EDITORIAL | What would you do with 15.5 million dollars?

Editorials Opinions
Illustration by Austin Willis, Design Director.

It’s that time of year again: time to vote for your student representatives, or become one yourself. Although you might not think of yourself as a politician, the University of Victoria Students’ Society (UVSS) needs you. Their $15.5 million per year portfolio, made up in no small part by your student fees, is allocated and managed by the people that get elected next month. 

With the deadline for nominations coming up on Feb. 10, it’s time for students to step forward. But year after year, we watch as very few people run in the elections. And when students do put their names forward, the majority come from the same predictable places. 

Out of the 21 current directors, a whopping 11 are studying political science — including all of the five Lead Directors. There is exactly one person from engineering. With such a large amount of money on the line, why is the UVSS, as one student put it, “run by 10 poli-sci gargoyles who never leave the SUB“?

While managing this huge sum of money and networking with some of the most important people on campus, the UVSS board’s Lead Directors also make a full-time wage and often use the position as a co-op job. Even Directors-at-Large, who assist Lead Directors on a part-time basis, receive a $50 honorarium with a new policy put in place this year. 

In previous years, candidates could run either independently or as a slate, with candidates running together for every position on the UVSS board and typically sweeping the entire election with just people from their group.

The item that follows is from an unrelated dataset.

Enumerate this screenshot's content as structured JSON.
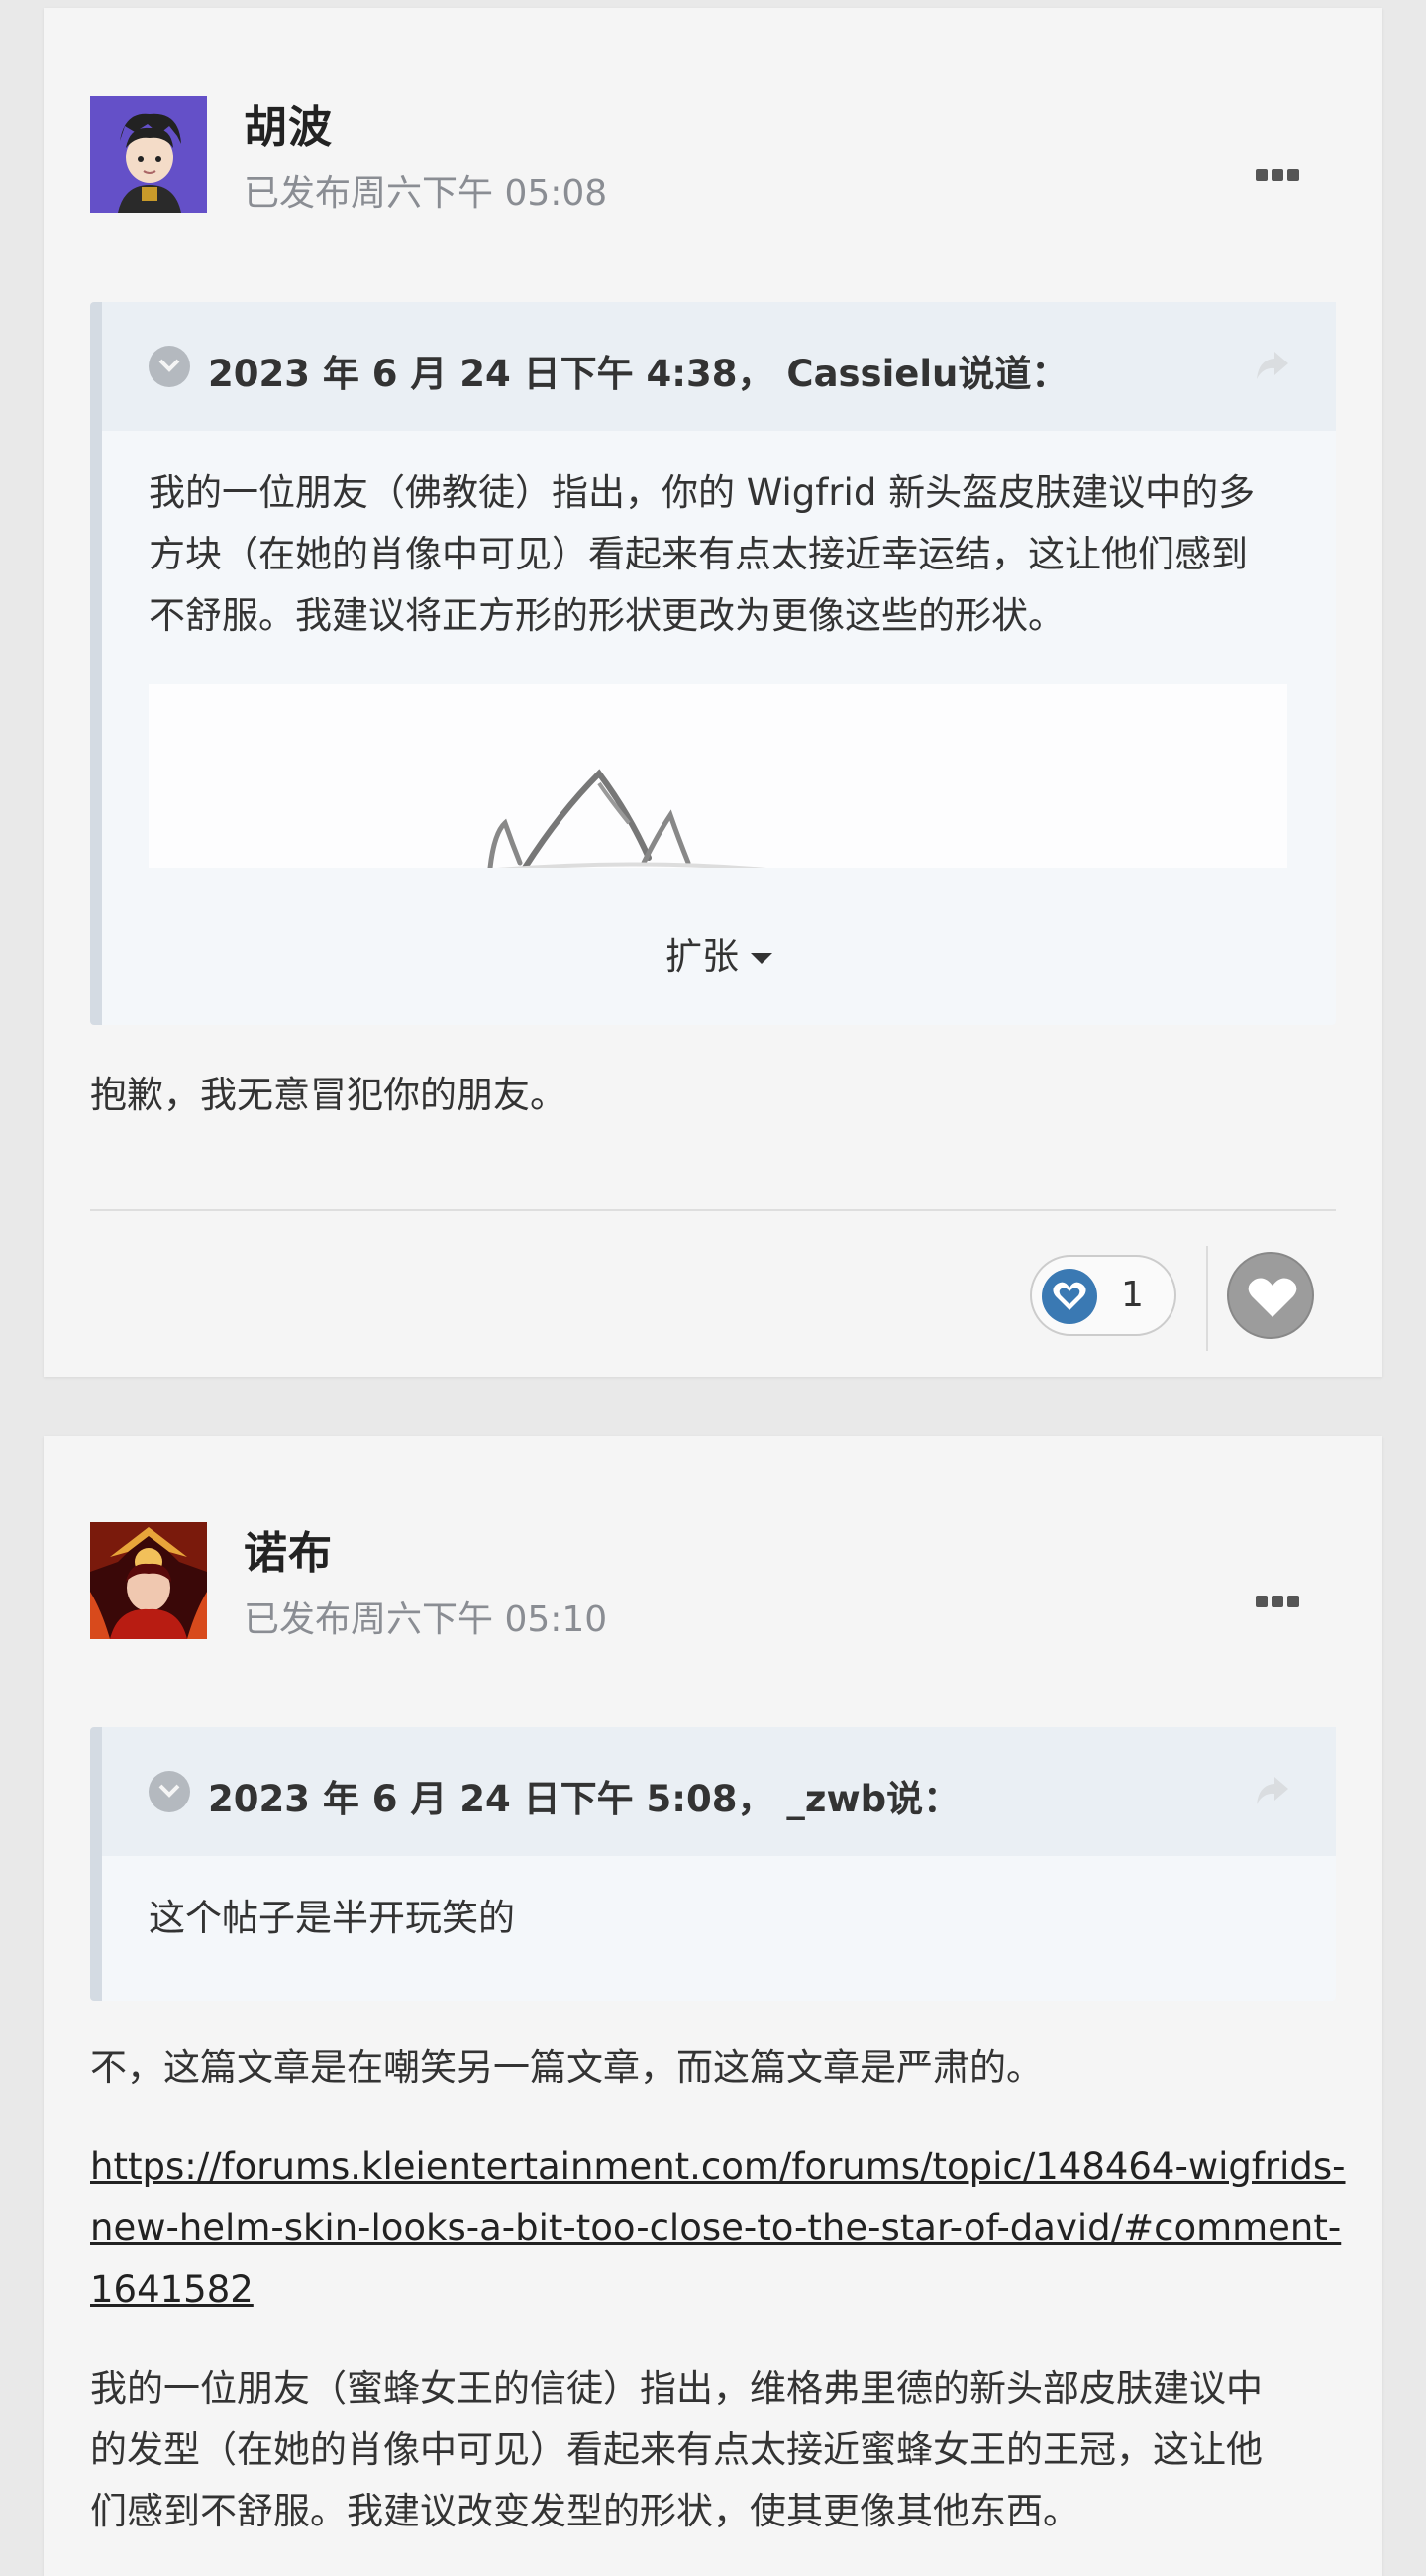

This year, you can only run as an independent candidate or in a cooperative (a group of two or more candidates), hypothetically making it easier than ever to be one step closer to controlling $15.5 million and dictating the direction the UVSS takes for the next year. 

Slates typically operated as mini political parties, which were typically full of students with nearly identical campaign policies and sometimes even matching t-shirts. Between May 2016 and May 2019, everyone on the board was from a slate that ran on a purple logo with a peppy, similar-sounding name like Energize, Envision, Engage, or Encompass

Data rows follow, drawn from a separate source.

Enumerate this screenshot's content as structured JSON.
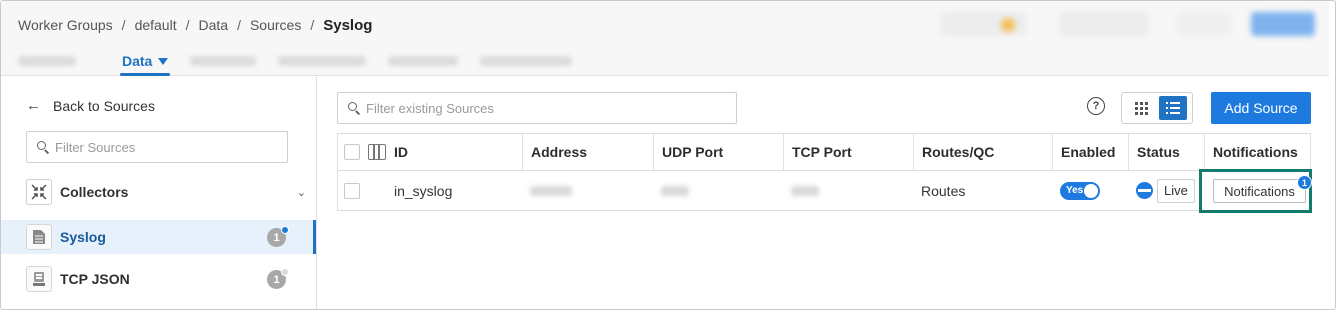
{
  "breadcrumb": {
    "items": [
      "Worker Groups",
      "default",
      "Data",
      "Sources"
    ],
    "separator": "/",
    "current": "Syslog"
  },
  "nav": {
    "active_tab": "Data"
  },
  "sidebar": {
    "back_label": "Back to Sources",
    "search_placeholder": "Filter Sources",
    "group_label": "Collectors",
    "items": [
      {
        "name": "Syslog",
        "count": "1",
        "dot_color": "#1f7ae0"
      },
      {
        "name": "TCP JSON",
        "count": "1",
        "dot_color": "#d9d9d9"
      }
    ]
  },
  "main": {
    "search_placeholder": "Filter existing Sources",
    "help_label": "?",
    "add_button": "Add Source",
    "columns": [
      "ID",
      "Address",
      "UDP Port",
      "TCP Port",
      "Routes/QC",
      "Enabled",
      "Status",
      "Notifications"
    ],
    "rows": [
      {
        "id": "in_syslog",
        "routes": "Routes",
        "enabled_label": "Yes",
        "status_button": "Live",
        "notifications_button": "Notifications",
        "notifications_count": "1"
      }
    ]
  },
  "colors": {
    "accent": "#1f7ae0",
    "highlight_box": "#137a6e"
  }
}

Last year, the Hear UVic slate beat out Engage for every position except for Director of International Student Relations, which was acclaimed since only a candidate from Engage ran.

In an effort to encourage more candidates to run without a fear of toxic competitive attitudes often sparked in elections with the slate system — and because there were no more good words starting with “en” for the purple slate to run on — the UVSS board decided to replace slates with cooperatives.

Without slates being forced to nominate people for every spot, it’s quite likely less people will run for these spots — particularly the numerous Director-at-Large positions. 

Competition, it turns out, is a good and bad thing. In years of low competition — like when only one slate ran against independent candidates in 2018 — vote turnout suffered, hovering just above 11 per cent.

This is clear, too, when looking at the level of engagement in elections for other student representative roles on the university level. For the positions on the UVic Senate and Board of Governors, candidates often run unopposed or seats are left vacant.

These opportunities for students to have input on how their university and student society is run shouldn’t go unfilled or unchallenged. The next elected student representatives will be responsible for so much — they decide how student fees are spent, which campaigns to support, and ensure student services like the Health and Dental Plan are well-run and affordable.

Someone has to hold the university — and the UVSS itself — accountable and make sure the interests of all students on campus are being taken into consideration. Somebody aside from the Martlet, that is. 

While the flood of UVSS election advertisements and posters on campus can be overwhelming, especially if it’s your first year at UVic, it’s important to vote and pay attention to the election results. Typically, only about 15 per cent of students will actually vote in the UVSS elections — leaving the fate of $15.5 million in student fees up to only about 3 000 students. 

If you’ve never thought of running or have no formal experience in politics or board governance, you might still be perfect for the UVSS. Take it from us — we’ve watched many new board members come in utterly clueless about governance and still manage to institute positive changes for students by the end of their term. 

It’s important that the UVSS board continues to represent the differing opinions of the student body and to do so, it needs you — to vote, or run, and above all pay attention.